By Erik J. Martin, CTW Features
A room with a fireplace can be a wonderful zone for binge-watching your favorite shows, reading a favorite book, or simply warming your feet on a cold winter’s night.
But the privileges of ownership also come with caveats, including the need to regularly clean and maintain your fireplace and prevent serious fire and burn risks. Consider that, according to the National Fire Protection Association, residential fires caused by fireplaces, chimneys, and heating equipment have contributed to an estimated 500 civilian deaths, 1,350 civilian injuries, and $1.1 billion in direct property damage annually.
“Maintaining and cleaning an indoor fireplace is important for many reasons. First, it ensures that your fireplace will remain safe to use. If a chimney or flue is not properly maintained, creosote buildup can occur, which can be highly flammable and lead to dangerous house fires,” says Jeremy Henley with TheQwikFix. “Additionally, having a clean fireplace will improve the efficiency of your heating system – meaning you can save money on fuel costs.”
Jason Raddenbach, a fireplace expert and product support specialist with CleverlySolved.com, says it’s crucial never to forget that you are lighting an open flame in the middle of the living space.
“You need to make sure it’s in top shape since you are literally playing with fire,” he cautions.
First, consider your type of fuel.
“Make sure the wood used in your fireplace is properly seasoned and dried. Not enough moisture in the wood can cause it to catch on fire more easily,” says Dale Steven a DIY expert.
“I prefer dry and split ash, beech, oak, and maple wood, staying away from fruit or nut-bearing tree varieties and pine. And I never burn lumber scraps, since treated lumber and plastic hardware can sometimes get mixed in,” suggests Raddenbach, who adds that it’s best to split and stack wood and leave it to dry for 12 months in a covered structure apart from your home for best burning and safety results.
It’s also crucial to have your chimney professionally inspected and cleaned regularly. The Chimney Safety Institute of America recommends having your chimney inspected yearly or more often if you use your fireplace frequently.

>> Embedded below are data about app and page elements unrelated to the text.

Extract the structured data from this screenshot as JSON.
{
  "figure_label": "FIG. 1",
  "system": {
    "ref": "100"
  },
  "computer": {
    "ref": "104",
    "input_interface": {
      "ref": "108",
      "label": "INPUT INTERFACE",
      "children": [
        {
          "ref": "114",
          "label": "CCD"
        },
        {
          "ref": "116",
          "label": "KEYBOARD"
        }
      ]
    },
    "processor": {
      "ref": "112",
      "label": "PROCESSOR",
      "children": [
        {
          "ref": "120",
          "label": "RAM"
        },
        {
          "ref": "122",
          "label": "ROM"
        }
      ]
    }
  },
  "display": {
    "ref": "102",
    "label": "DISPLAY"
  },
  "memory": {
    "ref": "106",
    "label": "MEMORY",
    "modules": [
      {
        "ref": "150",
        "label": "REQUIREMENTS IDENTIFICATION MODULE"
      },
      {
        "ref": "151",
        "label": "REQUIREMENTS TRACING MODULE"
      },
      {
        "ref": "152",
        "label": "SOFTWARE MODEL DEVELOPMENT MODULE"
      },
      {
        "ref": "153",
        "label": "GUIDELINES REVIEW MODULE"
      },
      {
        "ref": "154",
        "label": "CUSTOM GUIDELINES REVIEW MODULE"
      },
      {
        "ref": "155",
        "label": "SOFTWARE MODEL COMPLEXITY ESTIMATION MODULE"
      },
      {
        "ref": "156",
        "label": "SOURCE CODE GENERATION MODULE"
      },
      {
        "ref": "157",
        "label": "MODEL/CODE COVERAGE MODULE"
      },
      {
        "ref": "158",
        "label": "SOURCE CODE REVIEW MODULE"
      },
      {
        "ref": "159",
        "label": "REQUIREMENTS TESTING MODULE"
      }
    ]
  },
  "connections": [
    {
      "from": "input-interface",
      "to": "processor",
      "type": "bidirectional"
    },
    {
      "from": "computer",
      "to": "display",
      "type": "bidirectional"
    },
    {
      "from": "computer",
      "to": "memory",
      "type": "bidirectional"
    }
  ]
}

You should also have the flue and chimney swept at least once a year, preferably in the springtime before the heavy burning season,” recommends Henley. It’s best to leave these duties to a professional experienced with cleaning fireplaces. Just be aware that professional cleaning can be expensive.
Before your first burn of the year, make sure to visually inspect the chimney for any obstructions or vermin nests.
“Also, use a vacuum hose with a good fine filter to vacuum out your firebox and damper, removing your damper if you can. Then, vacuum above into the smoke chamber,” Raddenbach advises. “Sometimes, deceased animals and spalled bricks fall into the smoke shelf area, so use your phone to take a video up there before you reach in. If you notice any damage or trouble during your cleaning, call a chimney pro.”
Always keep a chimney fire stick and fire extinguisher handy by your hearth in case a fire starts, or a burning log or spark rolls or pops out onto your floor.
Be sure to keep pets and small children away from the fireplace, too, and always use a fire screen or glass door to guard against sparks or other hazards.
“Additionally, ensure that any combustible materials – such as furniture, rugs, or drapery – are kept at least 3 feet away from the fireplace,” Henley adds.
“Never leave a fireplace running in a room that is unoccupied, either” cautions Raddenbach. “And consider your fireplace when it is dormant. Does it tend to be drafty in that room? Or does the smell of the fire waft around the house for days after the fire burns out? If so, you may have a worn-out damper or perhaps no damper left at all. Closing off the chimney in a dormant fireplace is important, so use a wool Flueblocker or Chimney Balloon to close it tightly.”